(Entries from a dataset of interfaces)
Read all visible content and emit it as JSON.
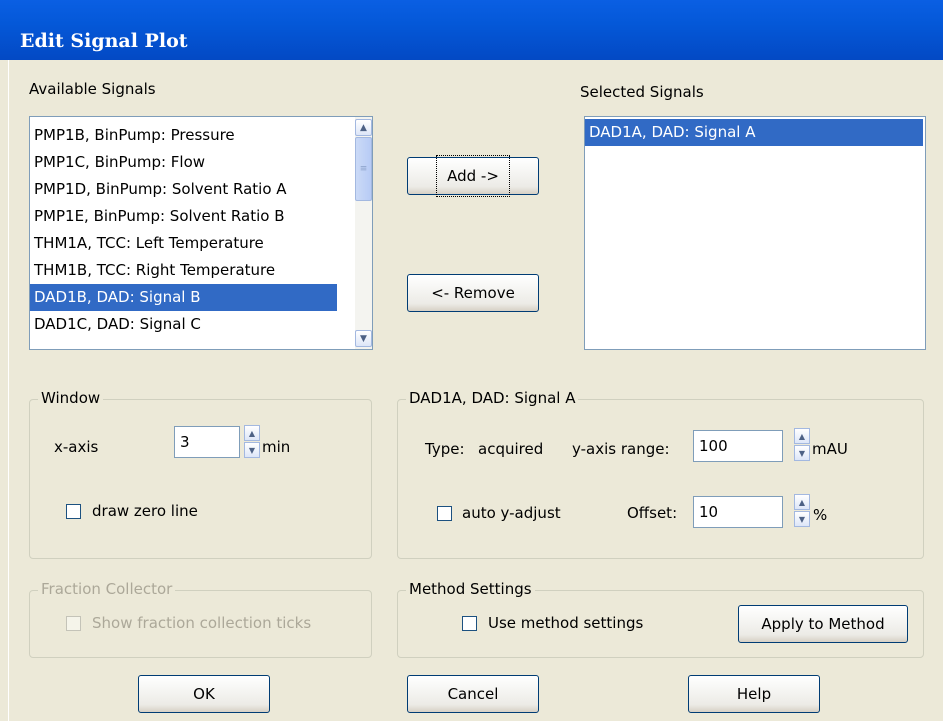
{
  "window": {
    "title": "Edit Signal Plot"
  },
  "available": {
    "label": "Available Signals",
    "items": [
      "PMP1B, BinPump: Pressure",
      "PMP1C, BinPump: Flow",
      "PMP1D, BinPump: Solvent Ratio A",
      "PMP1E, BinPump: Solvent Ratio B",
      "THM1A, TCC: Left Temperature",
      "THM1B, TCC: Right Temperature",
      "DAD1B, DAD: Signal B",
      "DAD1C, DAD: Signal C"
    ],
    "selected_index": 6
  },
  "selected": {
    "label": "Selected Signals",
    "items": [
      "DAD1A, DAD: Signal A"
    ],
    "selected_index": 0
  },
  "buttons": {
    "add": "Add ->",
    "remove": "<- Remove",
    "apply": "Apply to Method",
    "ok": "OK",
    "cancel": "Cancel",
    "help": "Help"
  },
  "window_group": {
    "title": "Window",
    "xaxis_label": "x-axis",
    "xaxis_value": "3",
    "xaxis_unit": "min",
    "draw_zero_line": "draw zero line",
    "draw_zero_checked": false
  },
  "signal_group": {
    "title": "DAD1A, DAD: Signal A",
    "type_label": "Type:",
    "type_value": "acquired",
    "yrange_label": "y-axis range:",
    "yrange_value": "100",
    "yrange_unit": "mAU",
    "auto_y": "auto y-adjust",
    "auto_y_checked": false,
    "offset_label": "Offset:",
    "offset_value": "10",
    "offset_unit": "%"
  },
  "fraction_group": {
    "title": "Fraction Collector",
    "show_ticks": "Show fraction collection ticks",
    "enabled": false
  },
  "method_group": {
    "title": "Method Settings",
    "use_method": "Use method settings",
    "use_method_checked": false
  }
}
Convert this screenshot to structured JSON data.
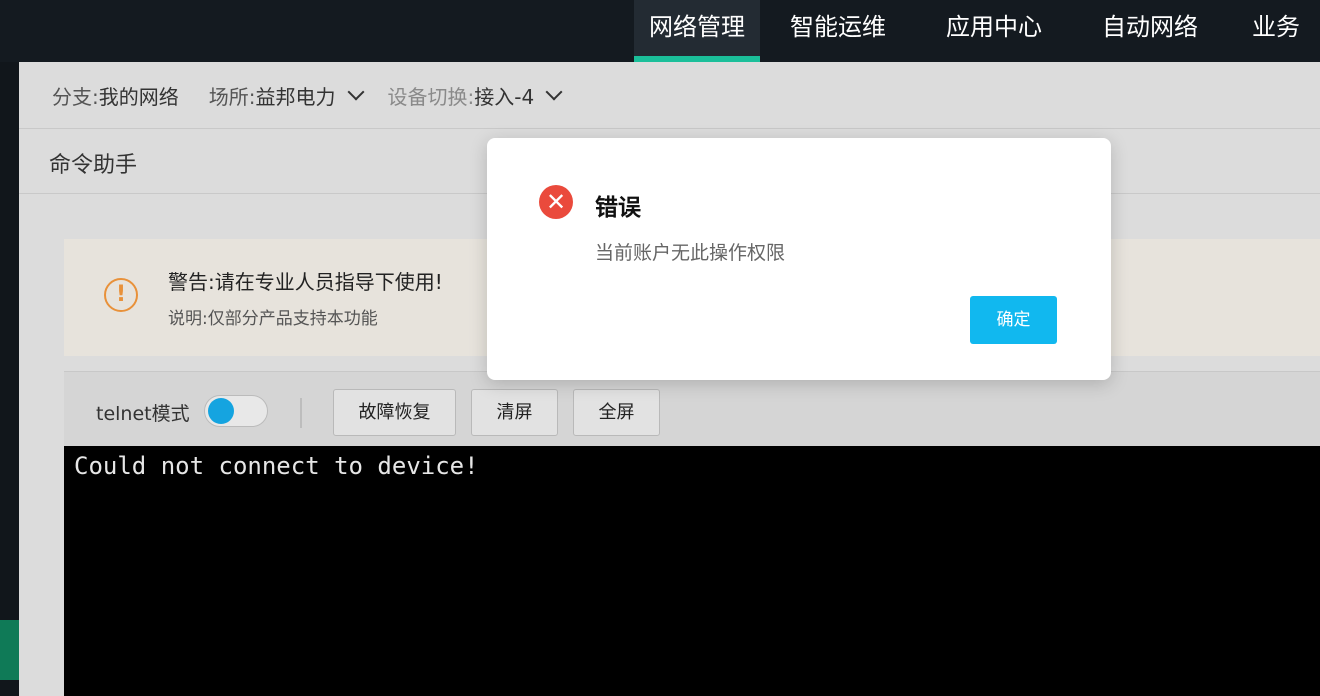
{
  "nav": {
    "items": [
      {
        "label": "网络管理",
        "active": true
      },
      {
        "label": "智能运维",
        "active": false
      },
      {
        "label": "应用中心",
        "active": false
      },
      {
        "label": "自动网络",
        "active": false
      },
      {
        "label": "业务",
        "active": false
      }
    ]
  },
  "breadcrumb": {
    "branch_label": "分支:",
    "branch_value": "我的网络",
    "site_label": "场所:",
    "site_value": "益邦电力",
    "device_label": "设备切换:",
    "device_value": "接入-4"
  },
  "page": {
    "title": "命令助手"
  },
  "warning": {
    "title": "警告:请在专业人员指导下使用!",
    "description": "说明:仅部分产品支持本功能",
    "icon": "exclamation-circle-icon"
  },
  "toolbar": {
    "telnet_label": "telnet模式",
    "telnet_enabled": false,
    "fault_recovery_label": "故障恢复",
    "clear_label": "清屏",
    "fullscreen_label": "全屏"
  },
  "terminal": {
    "output": "Could not connect to device!"
  },
  "dialog": {
    "title": "错误",
    "message": "当前账户无此操作权限",
    "ok_label": "确定",
    "icon": "error-circle-icon",
    "colors": {
      "error": "#ea4a3c",
      "primary": "#11b8ef"
    }
  },
  "colors": {
    "nav_accent": "#1bbf9a",
    "warning": "#e8913a"
  }
}
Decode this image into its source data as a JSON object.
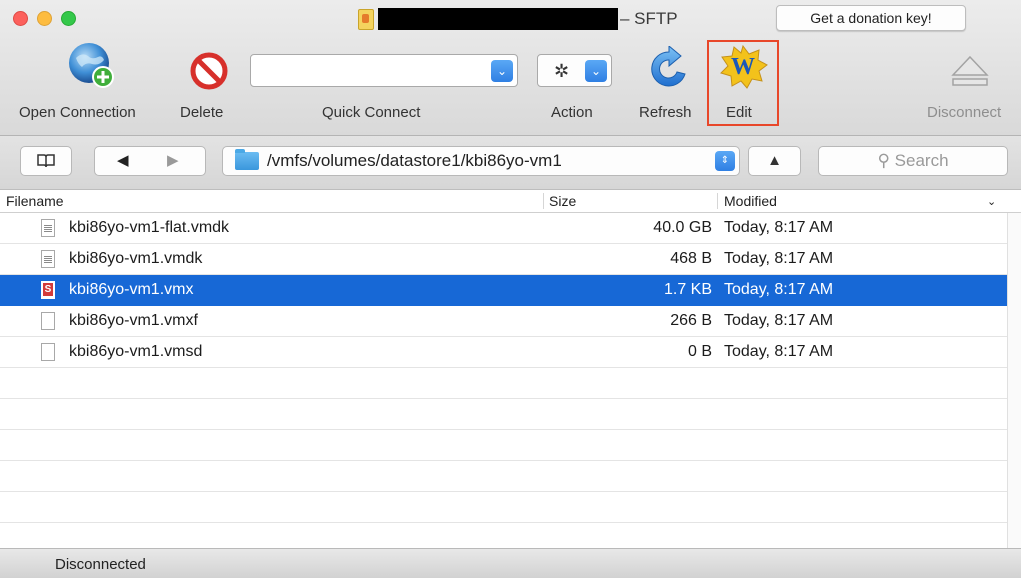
{
  "window": {
    "title_suffix": "– SFTP",
    "donation_button": "Get a donation key!"
  },
  "toolbar": {
    "open_connection": "Open Connection",
    "delete": "Delete",
    "quick_connect": "Quick Connect",
    "quick_connect_value": "",
    "action": "Action",
    "refresh": "Refresh",
    "edit": "Edit",
    "disconnect": "Disconnect"
  },
  "pathbar": {
    "path": "/vmfs/volumes/datastore1/kbi86yo-vm1",
    "search_placeholder": "Search",
    "back_glyph": "◀",
    "forward_glyph": "▶",
    "up_glyph": "▲"
  },
  "table": {
    "columns": [
      "Filename",
      "Size",
      "Modified"
    ],
    "rows": [
      {
        "name": "kbi86yo-vm1-flat.vmdk",
        "size": "40.0 GB",
        "modified": "Today, 8:17 AM",
        "icon": "text-document-icon"
      },
      {
        "name": "kbi86yo-vm1.vmdk",
        "size": "468 B",
        "modified": "Today, 8:17 AM",
        "icon": "text-document-icon"
      },
      {
        "name": "kbi86yo-vm1.vmx",
        "size": "1.7 KB",
        "modified": "Today, 8:17 AM",
        "icon": "script-document-icon",
        "selected": true
      },
      {
        "name": "kbi86yo-vm1.vmxf",
        "size": "266 B",
        "modified": "Today, 8:17 AM",
        "icon": "blank-document-icon"
      },
      {
        "name": "kbi86yo-vm1.vmsd",
        "size": "0 B",
        "modified": "Today, 8:17 AM",
        "icon": "blank-document-icon"
      }
    ]
  },
  "status": {
    "text": "Disconnected"
  },
  "colors": {
    "selection": "#1768d6",
    "accent_blue": "#2f7fe3",
    "highlight_box": "#e8472a"
  }
}
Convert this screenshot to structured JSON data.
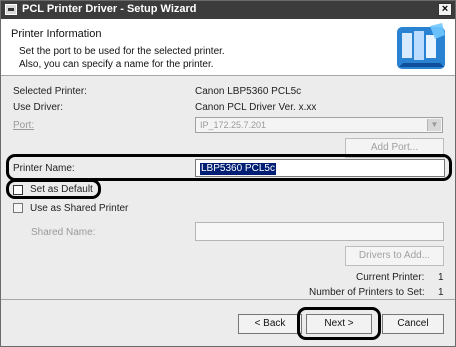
{
  "window": {
    "title": "PCL Printer Driver - Setup Wizard",
    "close_symbol": "×"
  },
  "header": {
    "title": "Printer Information",
    "description_line_1": "Set the port to be used for the selected printer.",
    "description_line_2": "Also, you can specify a name for the printer.",
    "icon": "printer-setup-icon"
  },
  "form": {
    "selected_printer_label": "Selected Printer:",
    "selected_printer_value": "Canon LBP5360 PCL5c",
    "use_driver_label": "Use Driver:",
    "use_driver_value": "Canon PCL Driver Ver. x.xx",
    "port_label": "Port:",
    "port_value": "IP_172.25.7.201",
    "add_port_button": "Add Port...",
    "printer_name_label": "Printer Name:",
    "printer_name_value": "LBP5360 PCL5c",
    "set_default_label": "Set as Default",
    "shared_printer_label": "Use as Shared Printer",
    "shared_name_label": "Shared Name:",
    "drivers_button": "Drivers to Add...",
    "current_printer_label": "Current Printer:",
    "current_printer_value": "1",
    "printers_to_set_label": "Number of Printers to Set:",
    "printers_to_set_value": "1"
  },
  "footer": {
    "back_button": "< Back",
    "next_button": "Next >",
    "cancel_button": "Cancel"
  },
  "colors": {
    "title_bar": "#3c3c3c",
    "selection": "#001f74",
    "highlight_outline": "#000000"
  }
}
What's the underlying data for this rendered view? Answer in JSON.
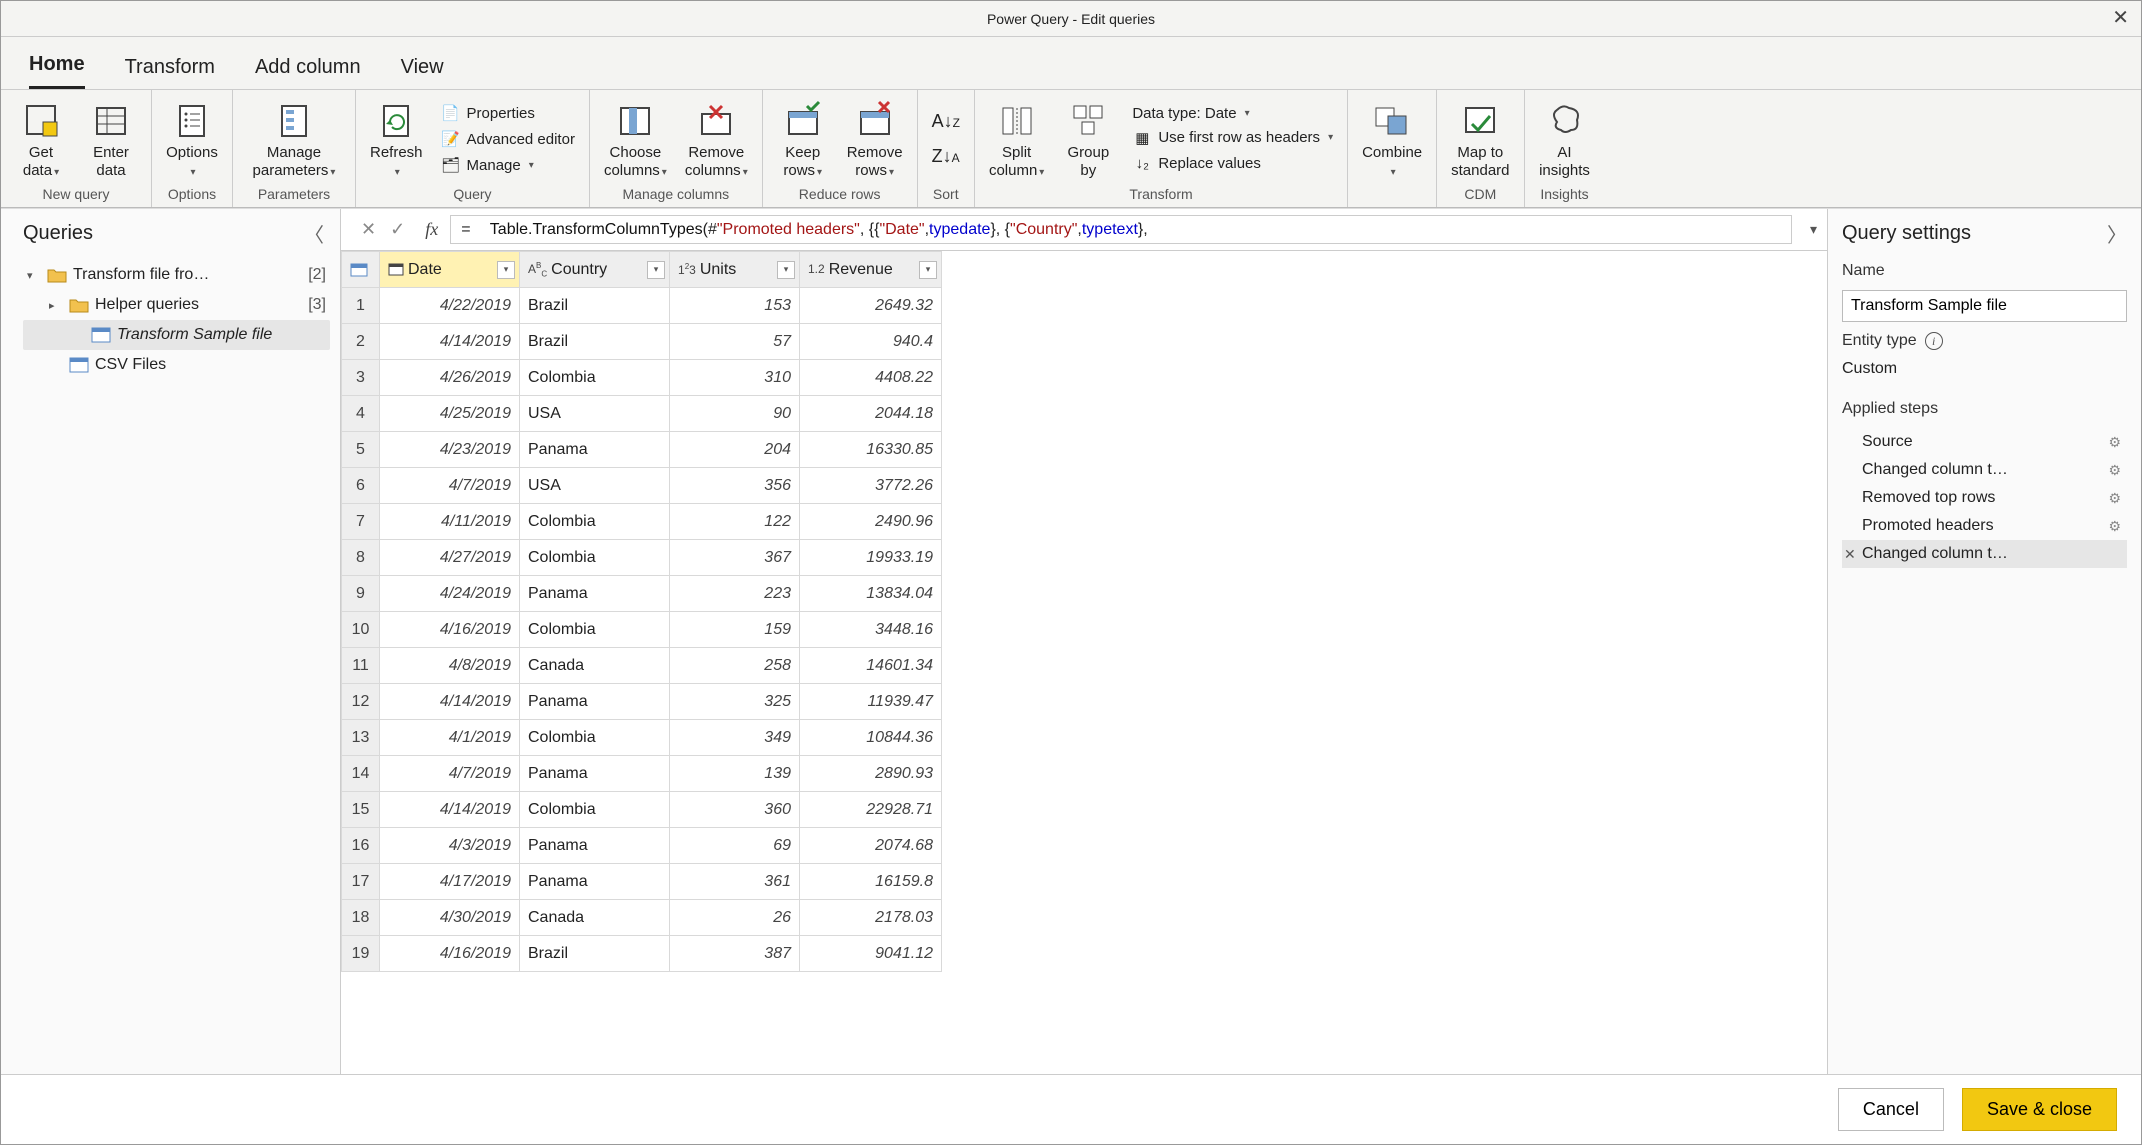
{
  "title": "Power Query - Edit queries",
  "menuTabs": {
    "home": "Home",
    "transform": "Transform",
    "addcol": "Add column",
    "view": "View"
  },
  "ribbon": {
    "newquery": {
      "get": "Get\ndata",
      "enter": "Enter\ndata",
      "label": "New query"
    },
    "options": {
      "btn": "Options",
      "label": "Options"
    },
    "parameters": {
      "btn": "Manage\nparameters",
      "label": "Parameters"
    },
    "query": {
      "refresh": "Refresh",
      "properties": "Properties",
      "advanced": "Advanced editor",
      "manage": "Manage",
      "label": "Query"
    },
    "mcols": {
      "choose": "Choose\ncolumns",
      "remove": "Remove\ncolumns",
      "label": "Manage columns"
    },
    "rrows": {
      "keep": "Keep\nrows",
      "remove": "Remove\nrows",
      "label": "Reduce rows"
    },
    "sort": {
      "label": "Sort"
    },
    "transform": {
      "split": "Split\ncolumn",
      "group": "Group\nby",
      "dtype": "Data type: Date",
      "firstrow": "Use first row as headers",
      "replace": "Replace values",
      "label": "Transform"
    },
    "combine": {
      "btn": "Combine"
    },
    "cdm": {
      "btn": "Map to\nstandard",
      "label": "CDM"
    },
    "insights": {
      "btn": "AI\ninsights",
      "label": "Insights"
    }
  },
  "queriesPanel": {
    "title": "Queries",
    "items": [
      {
        "name": "Transform file fro…",
        "count": "[2]",
        "folder": true,
        "expanded": true,
        "indent": 0
      },
      {
        "name": "Helper queries",
        "count": "[3]",
        "folder": true,
        "expanded": false,
        "indent": 1
      },
      {
        "name": "Transform Sample file",
        "table": true,
        "selected": true,
        "indent": 2
      },
      {
        "name": "CSV Files",
        "table": true,
        "indent": 1
      }
    ]
  },
  "formula": {
    "eq": "=",
    "fn": "Table.TransformColumnTypes",
    "open": "(#",
    "arg1": "\"Promoted headers\"",
    "mid1": ", {{",
    "s1": "\"Date\"",
    "c1": ", ",
    "t1a": "type ",
    "t1b": "date",
    "mid2": "}, {",
    "s2": "\"Country\"",
    "c2": ", ",
    "t2a": "type ",
    "t2b": "text",
    "end": "},"
  },
  "columns": [
    {
      "name": "Date",
      "type": "date",
      "selected": true
    },
    {
      "name": "Country",
      "type": "text"
    },
    {
      "name": "Units",
      "type": "int"
    },
    {
      "name": "Revenue",
      "type": "decimal"
    }
  ],
  "rows": [
    {
      "n": 1,
      "date": "4/22/2019",
      "country": "Brazil",
      "units": 153,
      "revenue": "2649.32"
    },
    {
      "n": 2,
      "date": "4/14/2019",
      "country": "Brazil",
      "units": 57,
      "revenue": "940.4"
    },
    {
      "n": 3,
      "date": "4/26/2019",
      "country": "Colombia",
      "units": 310,
      "revenue": "4408.22"
    },
    {
      "n": 4,
      "date": "4/25/2019",
      "country": "USA",
      "units": 90,
      "revenue": "2044.18"
    },
    {
      "n": 5,
      "date": "4/23/2019",
      "country": "Panama",
      "units": 204,
      "revenue": "16330.85"
    },
    {
      "n": 6,
      "date": "4/7/2019",
      "country": "USA",
      "units": 356,
      "revenue": "3772.26"
    },
    {
      "n": 7,
      "date": "4/11/2019",
      "country": "Colombia",
      "units": 122,
      "revenue": "2490.96"
    },
    {
      "n": 8,
      "date": "4/27/2019",
      "country": "Colombia",
      "units": 367,
      "revenue": "19933.19"
    },
    {
      "n": 9,
      "date": "4/24/2019",
      "country": "Panama",
      "units": 223,
      "revenue": "13834.04"
    },
    {
      "n": 10,
      "date": "4/16/2019",
      "country": "Colombia",
      "units": 159,
      "revenue": "3448.16"
    },
    {
      "n": 11,
      "date": "4/8/2019",
      "country": "Canada",
      "units": 258,
      "revenue": "14601.34"
    },
    {
      "n": 12,
      "date": "4/14/2019",
      "country": "Panama",
      "units": 325,
      "revenue": "11939.47"
    },
    {
      "n": 13,
      "date": "4/1/2019",
      "country": "Colombia",
      "units": 349,
      "revenue": "10844.36"
    },
    {
      "n": 14,
      "date": "4/7/2019",
      "country": "Panama",
      "units": 139,
      "revenue": "2890.93"
    },
    {
      "n": 15,
      "date": "4/14/2019",
      "country": "Colombia",
      "units": 360,
      "revenue": "22928.71"
    },
    {
      "n": 16,
      "date": "4/3/2019",
      "country": "Panama",
      "units": 69,
      "revenue": "2074.68"
    },
    {
      "n": 17,
      "date": "4/17/2019",
      "country": "Panama",
      "units": 361,
      "revenue": "16159.8"
    },
    {
      "n": 18,
      "date": "4/30/2019",
      "country": "Canada",
      "units": 26,
      "revenue": "2178.03"
    },
    {
      "n": 19,
      "date": "4/16/2019",
      "country": "Brazil",
      "units": 387,
      "revenue": "9041.12"
    }
  ],
  "querySettings": {
    "title": "Query settings",
    "nameLabel": "Name",
    "nameValue": "Transform Sample file",
    "entityLabel": "Entity type",
    "entityValue": "Custom",
    "stepsLabel": "Applied steps",
    "steps": [
      {
        "name": "Source",
        "gear": true
      },
      {
        "name": "Changed column t…",
        "gear": true
      },
      {
        "name": "Removed top rows",
        "gear": true
      },
      {
        "name": "Promoted headers",
        "gear": true
      },
      {
        "name": "Changed column t…",
        "selected": true,
        "del": true
      }
    ]
  },
  "footer": {
    "cancel": "Cancel",
    "save": "Save & close"
  }
}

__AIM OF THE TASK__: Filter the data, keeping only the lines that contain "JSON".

__REPLY TO THE TASK__:
Read all visible content and emit it as JSON.
Convert this screenshot to structured JSON data.
Decode this image into its source data as a JSON object.
Convert this screenshot to structured JSON data.
What's the underlying data for this rendered view? Answer in JSON.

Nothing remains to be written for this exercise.